Dataset rows for apps and sites
>>>>>
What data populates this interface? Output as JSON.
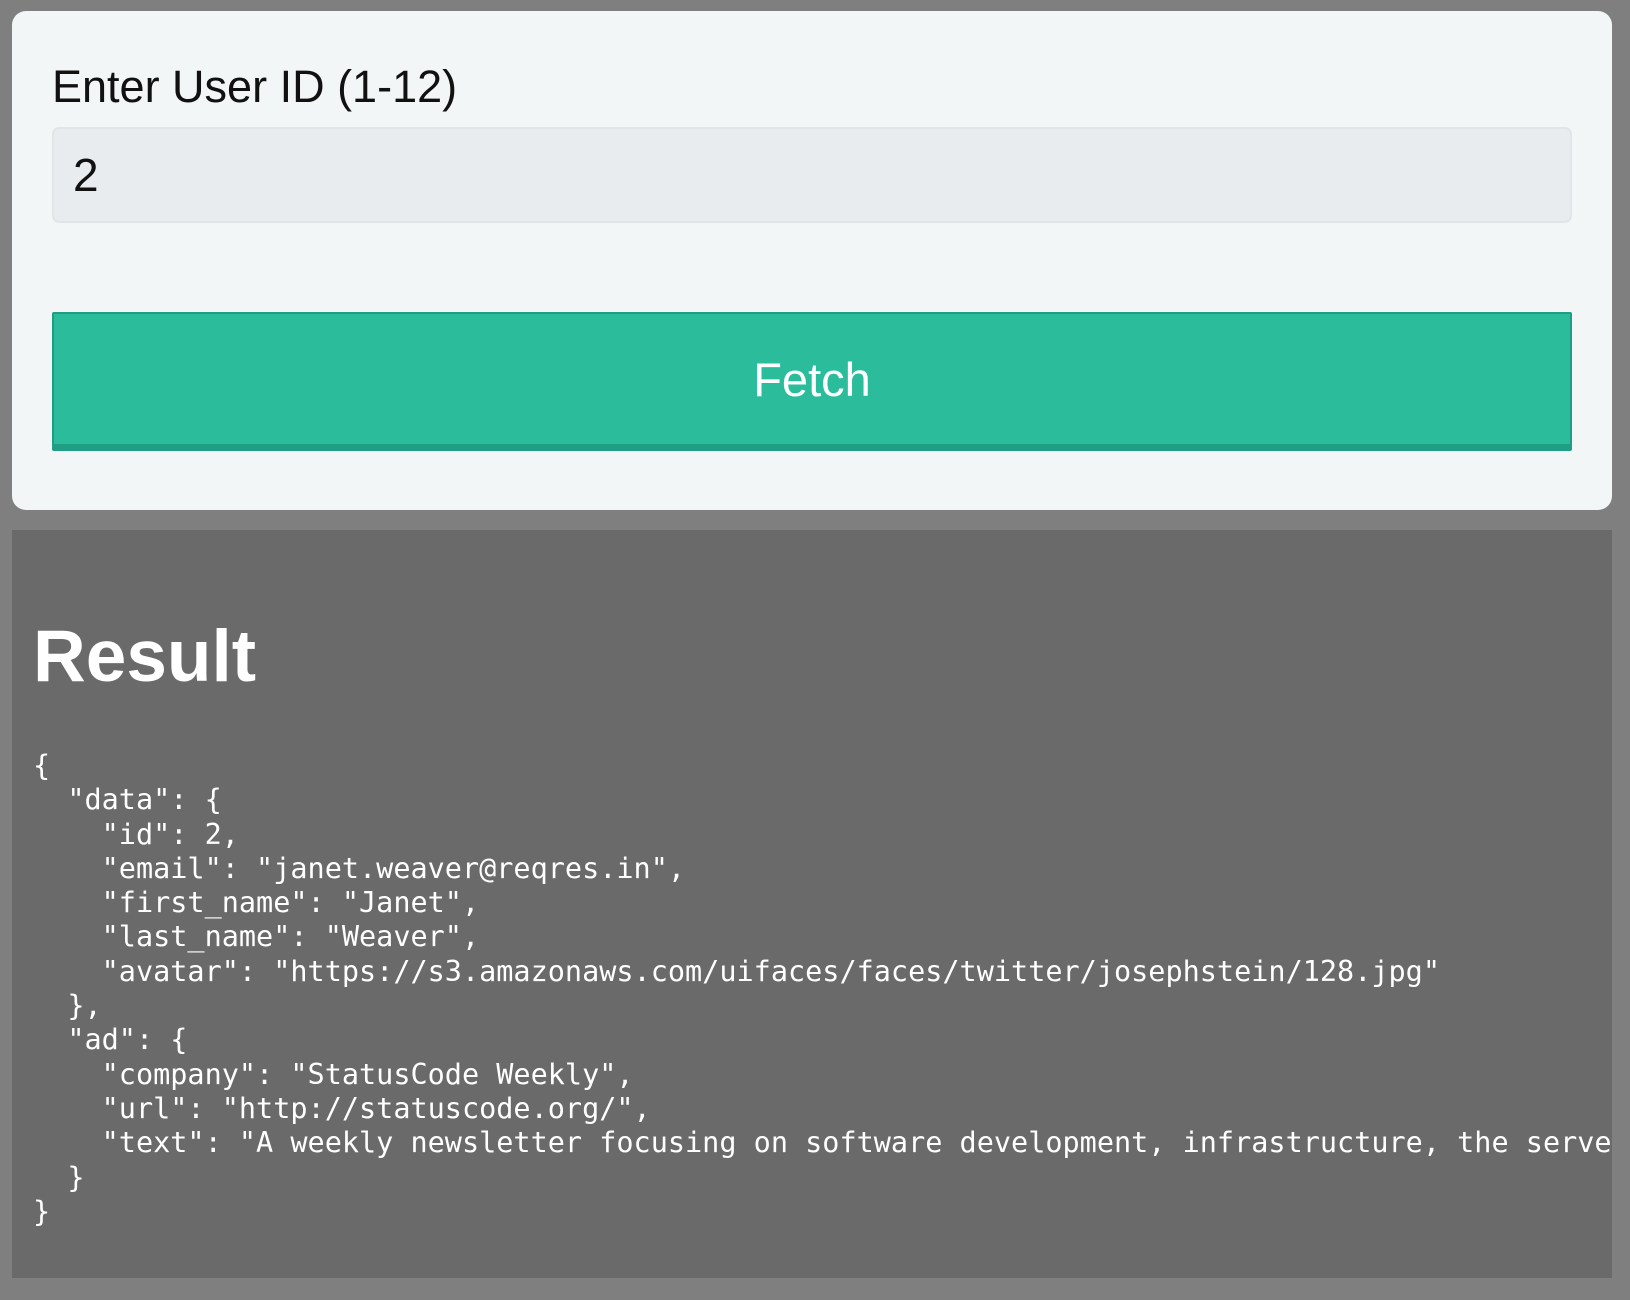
{
  "form": {
    "label": "Enter User ID (1-12)",
    "input_value": "2",
    "fetch_label": "Fetch"
  },
  "result": {
    "heading": "Result",
    "json_text": "{\n  \"data\": {\n    \"id\": 2,\n    \"email\": \"janet.weaver@reqres.in\",\n    \"first_name\": \"Janet\",\n    \"last_name\": \"Weaver\",\n    \"avatar\": \"https://s3.amazonaws.com/uifaces/faces/twitter/josephstein/128.jpg\"\n  },\n  \"ad\": {\n    \"company\": \"StatusCode Weekly\",\n    \"url\": \"http://statuscode.org/\",\n    \"text\": \"A weekly newsletter focusing on software development, infrastructure, the serve\n  }\n}"
  },
  "colors": {
    "page_background": "#7f7f7f",
    "card_background": "#f2f6f7",
    "button_accent": "#2bbc9c",
    "result_background": "#6a6a6a"
  }
}
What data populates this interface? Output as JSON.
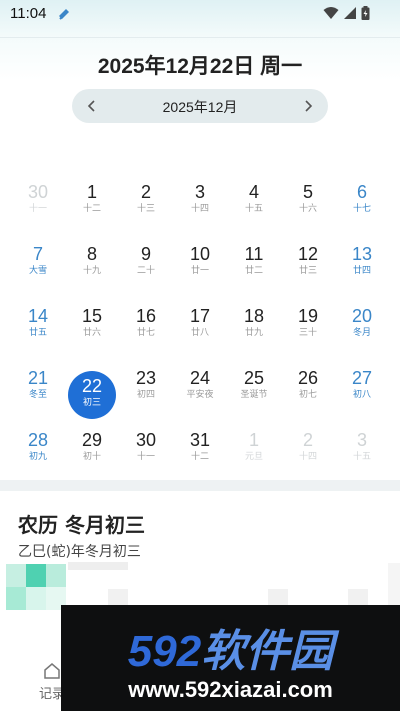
{
  "status_bar": {
    "time": "11:04"
  },
  "header": {
    "date_title": "2025年12月22日 周一",
    "month_label": "2025年12月"
  },
  "calendar": {
    "rows": [
      [
        {
          "day": "30",
          "lunar": "十一",
          "style": "muted"
        },
        {
          "day": "1",
          "lunar": "十二"
        },
        {
          "day": "2",
          "lunar": "十三"
        },
        {
          "day": "3",
          "lunar": "十四"
        },
        {
          "day": "4",
          "lunar": "十五"
        },
        {
          "day": "5",
          "lunar": "十六"
        },
        {
          "day": "6",
          "lunar": "十七",
          "style": "weekend"
        }
      ],
      [
        {
          "day": "7",
          "lunar": "大雪",
          "style": "weekend"
        },
        {
          "day": "8",
          "lunar": "十九"
        },
        {
          "day": "9",
          "lunar": "二十"
        },
        {
          "day": "10",
          "lunar": "廿一"
        },
        {
          "day": "11",
          "lunar": "廿二"
        },
        {
          "day": "12",
          "lunar": "廿三"
        },
        {
          "day": "13",
          "lunar": "廿四",
          "style": "weekend"
        }
      ],
      [
        {
          "day": "14",
          "lunar": "廿五",
          "style": "weekend"
        },
        {
          "day": "15",
          "lunar": "廿六"
        },
        {
          "day": "16",
          "lunar": "廿七"
        },
        {
          "day": "17",
          "lunar": "廿八"
        },
        {
          "day": "18",
          "lunar": "廿九"
        },
        {
          "day": "19",
          "lunar": "三十"
        },
        {
          "day": "20",
          "lunar": "冬月",
          "style": "weekend"
        }
      ],
      [
        {
          "day": "21",
          "lunar": "冬至",
          "style": "weekend"
        },
        {
          "day": "22",
          "lunar": "初三",
          "style": "selected"
        },
        {
          "day": "23",
          "lunar": "初四"
        },
        {
          "day": "24",
          "lunar": "平安夜"
        },
        {
          "day": "25",
          "lunar": "圣诞节"
        },
        {
          "day": "26",
          "lunar": "初七"
        },
        {
          "day": "27",
          "lunar": "初八",
          "style": "weekend"
        }
      ],
      [
        {
          "day": "28",
          "lunar": "初九",
          "style": "weekend"
        },
        {
          "day": "29",
          "lunar": "初十"
        },
        {
          "day": "30",
          "lunar": "十一"
        },
        {
          "day": "31",
          "lunar": "十二"
        },
        {
          "day": "1",
          "lunar": "元旦",
          "style": "muted"
        },
        {
          "day": "2",
          "lunar": "十四",
          "style": "muted"
        },
        {
          "day": "3",
          "lunar": "十五",
          "style": "muted"
        }
      ]
    ]
  },
  "lunar_card": {
    "title": "农历 冬月初三",
    "ganzhi": "乙巳(蛇)年冬月初三"
  },
  "bottom_nav": {
    "record_label": "记录"
  },
  "watermark": {
    "logo_number": "592",
    "logo_text": "软件园",
    "url": "www.592xiazai.com"
  },
  "colors": {
    "accent": "#1f6fd6",
    "weekend": "#3a86c8",
    "watermark_blue": "#2f69d8"
  }
}
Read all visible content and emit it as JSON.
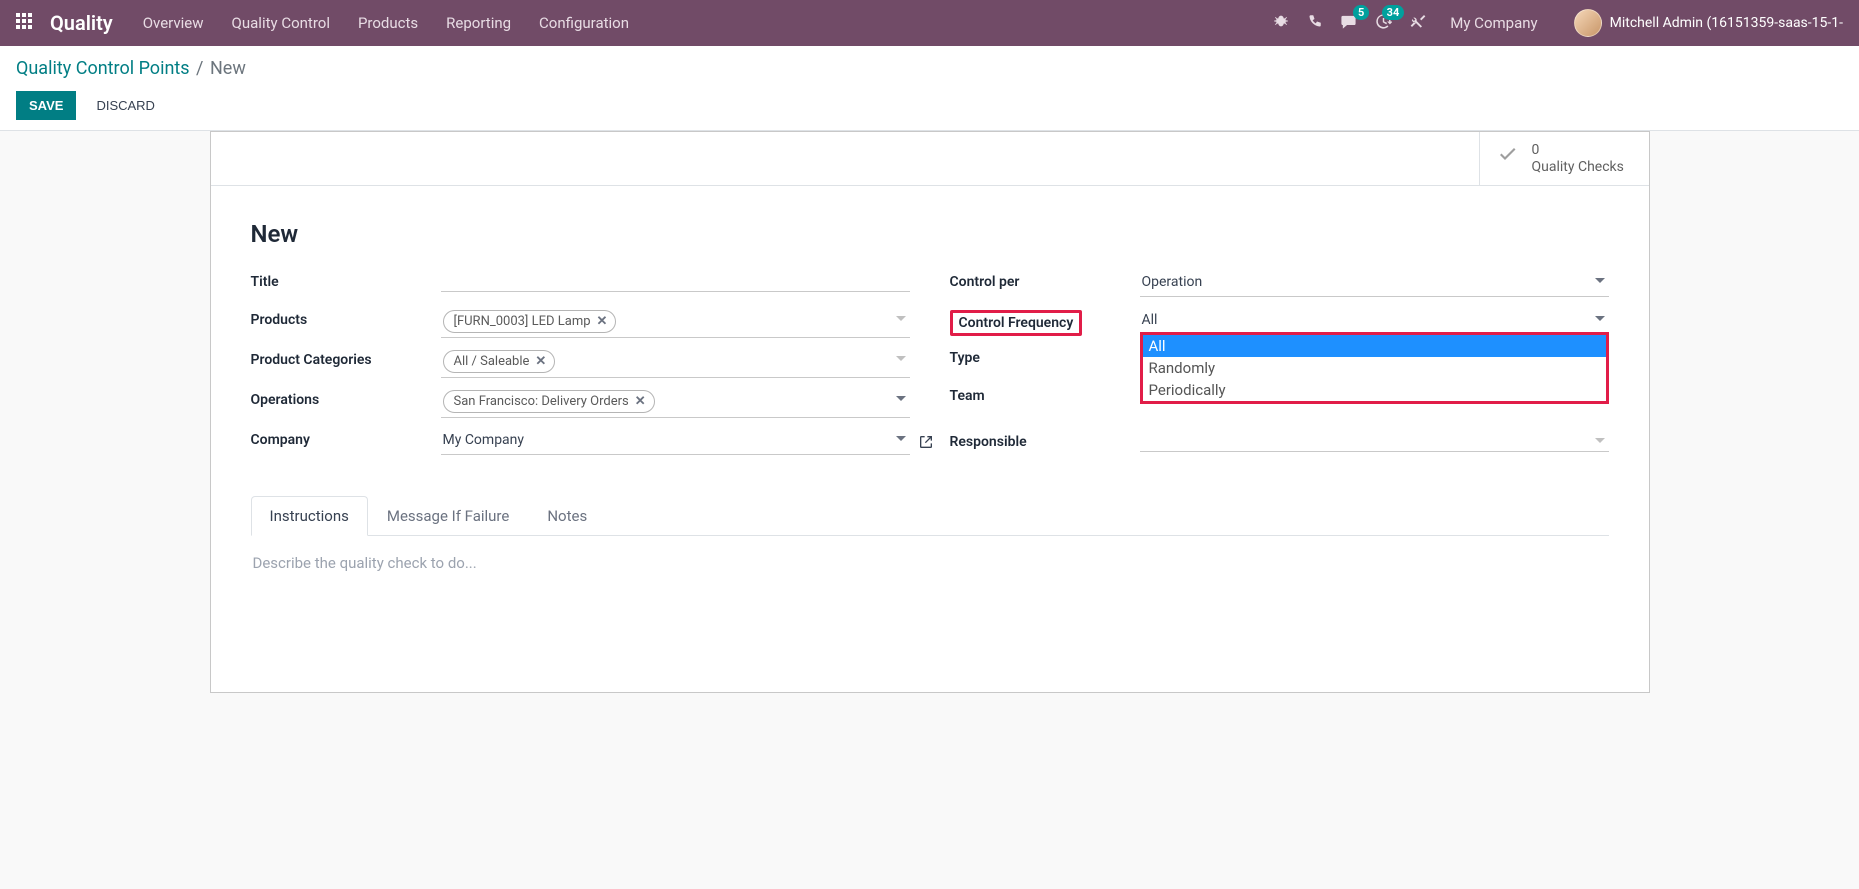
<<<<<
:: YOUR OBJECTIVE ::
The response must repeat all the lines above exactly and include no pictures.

:: ANSWER SECTION ::
What data populates this interface? Output as JSON.
{
  "form": {
    "label": "Enter User ID (1-12)",
    "input_value": "2",
    "fetch_label": "Fetch"
  },
  "result": {
    "heading": "Result",
    "json_text": "{\n  \"data\": {\n    \"id\": 2,\n    \"email\": \"janet.weaver@reqres.in\",\n    \"first_name\": \"Janet\",\n    \"last_name\": \"Weaver\",\n    \"avatar\": \"https://s3.amazonaws.com/uifaces/faces/twitter/josephstein/128.jpg\"\n  },\n  \"ad\": {\n    \"company\": \"StatusCode Weekly\",\n    \"url\": \"http://statuscode.org/\",\n    \"text\": \"A weekly newsletter focusing on software development, infrastructure, the serve\n  }\n}"
  },
  "colors": {
    "page_background": "#7f7f7f",
    "card_background": "#f2f6f7",
    "button_accent": "#2bbc9c",
    "result_background": "#6a6a6a"
  }
}
What data populates this interface? Output as JSON.
{
  "status_bar": {
    "time": "11:04"
  },
  "header": {
    "date_title": "2025年12月22日 周一",
    "month_label": "2025年12月"
  },
  "calendar": {
    "rows": [
      [
        {
          "day": "30",
          "lunar": "十一",
          "style": "muted"
        },
        {
          "day": "1",
          "lunar": "十二"
        },
        {
          "day": "2",
          "lunar": "十三"
        },
        {
          "day": "3",
          "lunar": "十四"
        },
        {
          "day": "4",
          "lunar": "十五"
        },
        {
          "day": "5",
          "lunar": "十六"
        },
        {
          "day": "6",
          "lunar": "十七",
          "style": "weekend"
        }
      ],
      [
        {
          "day": "7",
          "lunar": "大雪",
          "style": "weekend"
        },
        {
          "day": "8",
          "lunar": "十九"
        },
        {
          "day": "9",
          "lunar": "二十"
        },
        {
          "day": "10",
          "lunar": "廿一"
        },
        {
          "day": "11",
          "lunar": "廿二"
        },
        {
          "day": "12",
          "lunar": "廿三"
        },
        {
          "day": "13",
          "lunar": "廿四",
          "style": "weekend"
        }
      ],
      [
        {
          "day": "14",
          "lunar": "廿五",
          "style": "weekend"
        },
        {
          "day": "15",
          "lunar": "廿六"
        },
        {
          "day": "16",
          "lunar": "廿七"
        },
        {
          "day": "17",
          "lunar": "廿八"
        },
        {
          "day": "18",
          "lunar": "廿九"
        },
        {
          "day": "19",
          "lunar": "三十"
        },
        {
          "day": "20",
          "lunar": "冬月",
          "style": "weekend"
        }
      ],
      [
        {
          "day": "21",
          "lunar": "冬至",
          "style": "weekend"
        },
        {
          "day": "22",
          "lunar": "初三",
          "style": "selected"
        },
        {
          "day": "23",
          "lunar": "初四"
        },
        {
          "day": "24",
          "lunar": "平安夜"
        },
        {
          "day": "25",
          "lunar": "圣诞节"
        },
        {
          "day": "26",
          "lunar": "初七"
        },
        {
          "day": "27",
          "lunar": "初八",
          "style": "weekend"
        }
      ],
      [
        {
          "day": "28",
          "lunar": "初九",
          "style": "weekend"
        },
        {
          "day": "29",
          "lunar": "初十"
        },
        {
          "day": "30",
          "lunar": "十一"
        },
        {
          "day": "31",
          "lunar": "十二"
        },
        {
          "day": "1",
          "lunar": "元旦",
          "style": "muted"
        },
        {
          "day": "2",
          "lunar": "十四",
          "style": "muted"
        },
        {
          "day": "3",
          "lunar": "十五",
          "style": "muted"
        }
      ]
    ]
  },
  "lunar_card": {
    "title": "农历 冬月初三",
    "ganzhi": "乙巳(蛇)年冬月初三"
  },
  "bottom_nav": {
    "record_label": "记录"
  },
  "watermark": {
    "logo_number": "592",
    "logo_text": "软件园",
    "url": "www.592xiazai.com"
  },
  "colors": {
    "accent": "#1f6fd6",
    "weekend": "#3a86c8",
    "watermark_blue": "#2f69d8"
  }
}
Read all visible content and emit it as JSON.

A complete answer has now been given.